On the inside both the iPad Mini and iPad Air are running on the Apple A7 ARM chip what was just announced recently with the iPhone 5S. This system-on-a-chip uses a new custom ARMv8 architecture from Apple that offers the first 64-bit computing experience on a mobile device. Of course, there isn’t really software to take advantage of that, but ARMv8 includes a number of important optimizations and tweaks. You get this future-proofed CPU in both versions of the iPad, though clock speeds aren’t known yet — Apple probably cranks it up a bit higher in the full-sized iPad.
When you first set eyes on an iPad, your gaze will surely be drawn to the LCD that dominates the front of the device. The 7.9-inch Mini and the 9.7-inch Air both have the same 2048×1536 resolution now that Apple has brought the iPad Mini into the Retina display club. Both screens will look awesome, but they’ll offer different experiences.
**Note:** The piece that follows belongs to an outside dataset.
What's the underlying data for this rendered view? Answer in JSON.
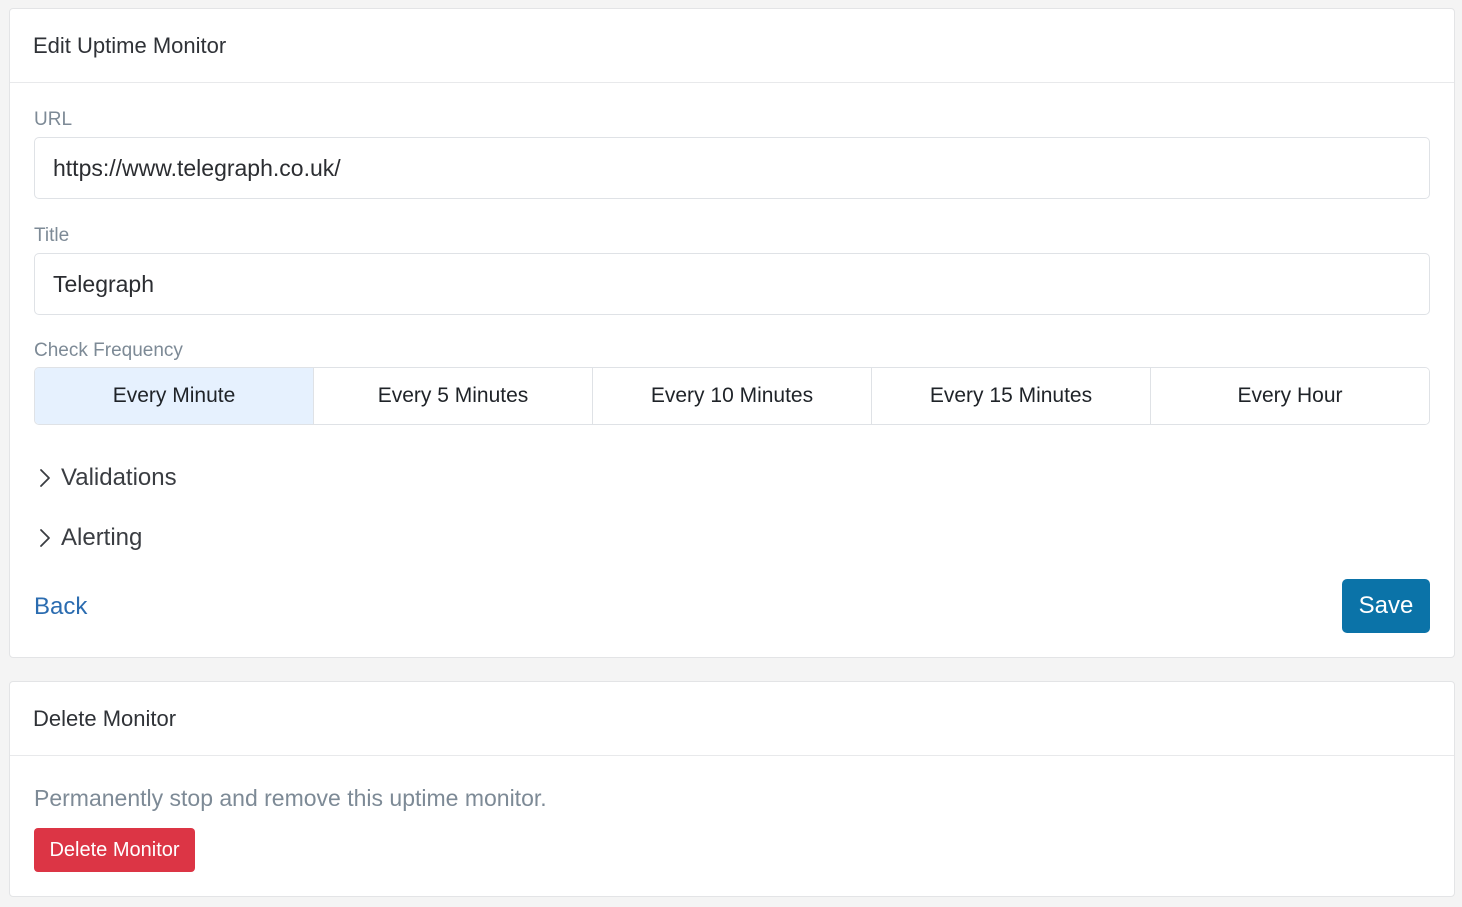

This is obviously the main differentiator between the iPad Air and iPad Mini.
iPad Air MiniThe iPad Mini will have a whopping 326 pixels-per-inch (PPI), which is incredibly high for a tablet. Smartphones can reach into the mid-400s with 1080p screens, but the 2013 Nexus 7 is the only other tablet in the same ballpark as the Mini when it comes to pixel density. The iPad Air still packs a nice display at 9.7-inches — it works out to 263 PPI.
Although the Mini’s screen will be more crisp, the iPad Air has the advantage of being physically bigger. Well, that’s an advantage to some people. It’s easier to read text, and browsing the web is better on a larger screen. The redesigned Air isn’t even much heavier than the Mini — it weighs just 1 pound (469 grams) and the mini is 0.73 pounds (331 grams). They are also exactly the same thickness at 7.5mm. The 9.7-inch iPad Air isn’t as ungainly as its predecessor, but the Mini will still be a bit more manageable.
The iPad Mini with Retina display will cost $400 for the basic 16GB WiFi-only edition. That’s a shade pricier than the old version that launched at $330. The iPad Air will start at $500 like all the previous full-scale Apple slates. If price is no object, the only other consideration is how impatient you are — the iPad Air is coming out on November 1, but the iPad mini isn’t hitting shelves until sometime later in November.